[Page and application data records]

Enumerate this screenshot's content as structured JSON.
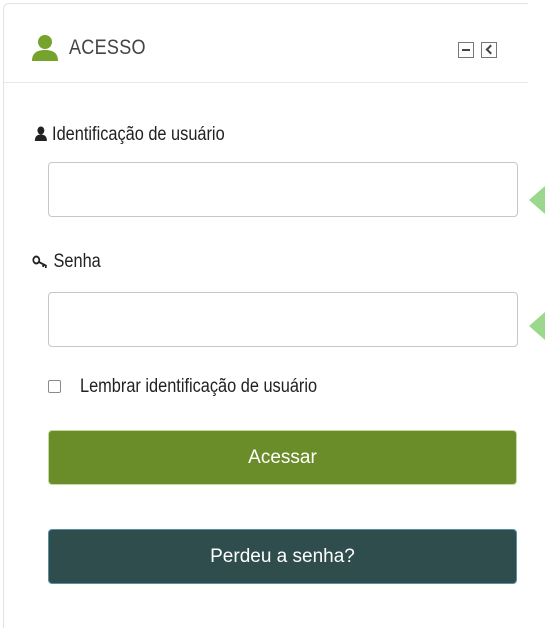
{
  "block": {
    "title": "ACESSO",
    "header_icon": "user-icon",
    "controls": [
      {
        "name": "minimize-icon"
      },
      {
        "name": "dock-icon"
      }
    ]
  },
  "form": {
    "username": {
      "label": "Identificação de usuário",
      "icon": "user-icon",
      "value": "",
      "placeholder": ""
    },
    "password": {
      "label": "Senha",
      "icon": "key-icon",
      "value": "",
      "placeholder": ""
    },
    "remember_label": "Lembrar identificação de usuário",
    "remember_checked": false,
    "login_button": "Acessar",
    "forgot_button": "Perdeu a senha?"
  },
  "colors": {
    "brand_green": "#6a8d2a",
    "dark_teal": "#2f4d4c",
    "header_icon_green": "#76a32c",
    "pointer_green": "#9bd88e"
  }
}
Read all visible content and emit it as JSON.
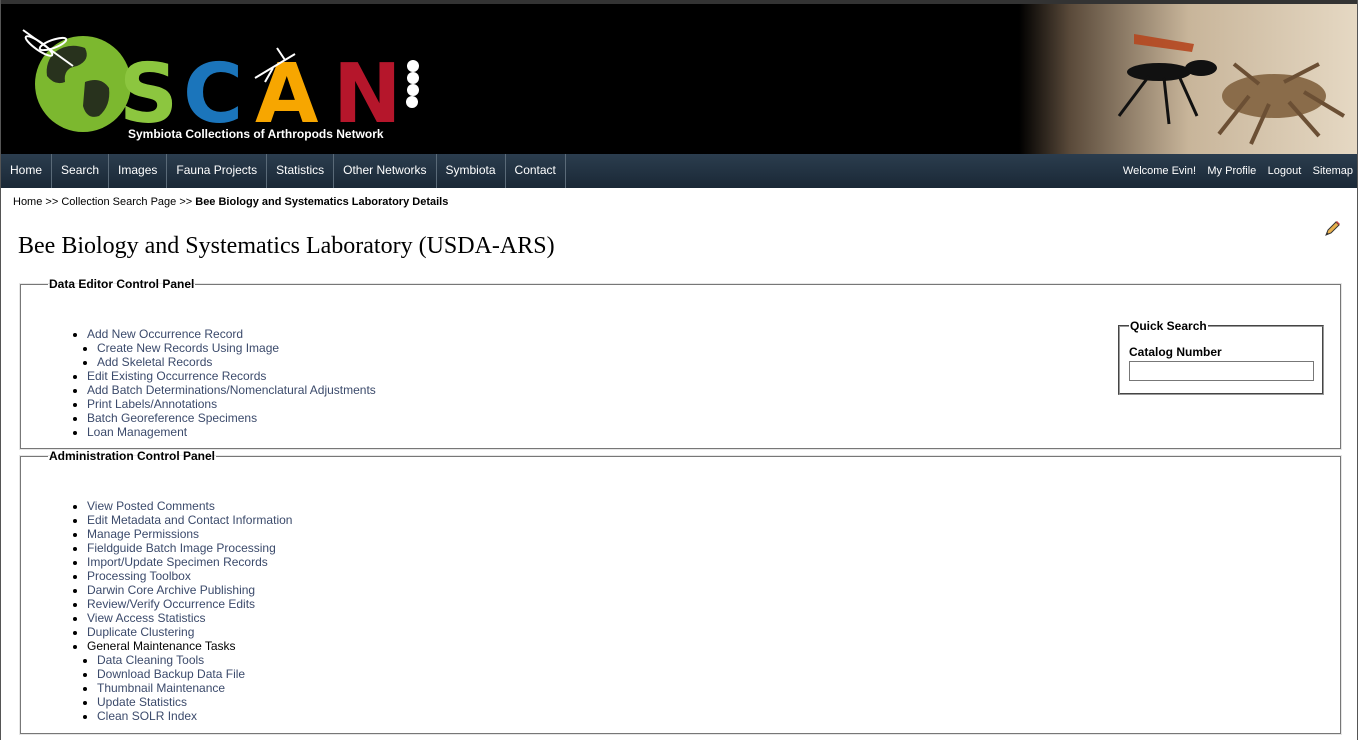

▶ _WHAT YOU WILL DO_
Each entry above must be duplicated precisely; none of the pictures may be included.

▶ _ANSWER TO THE PROBLEM_
Enumerate this screenshot's content as structured JSON.
{
  "block": {
    "title": "ACESSO",
    "header_icon": "user-icon",
    "controls": [
      {
        "name": "minimize-icon"
      },
      {
        "name": "dock-icon"
      }
    ]
  },
  "form": {
    "username": {
      "label": "Identificação de usuário",
      "icon": "user-icon",
      "value": "",
      "placeholder": ""
    },
    "password": {
      "label": "Senha",
      "icon": "key-icon",
      "value": "",
      "placeholder": ""
    },
    "remember_label": "Lembrar identificação de usuário",
    "remember_checked": false,
    "login_button": "Acessar",
    "forgot_button": "Perdeu a senha?"
  },
  "colors": {
    "brand_green": "#6a8d2a",
    "dark_teal": "#2f4d4c",
    "header_icon_green": "#76a32c",
    "pointer_green": "#9bd88e"
  }
}
Read all visible content and emit it as JSON.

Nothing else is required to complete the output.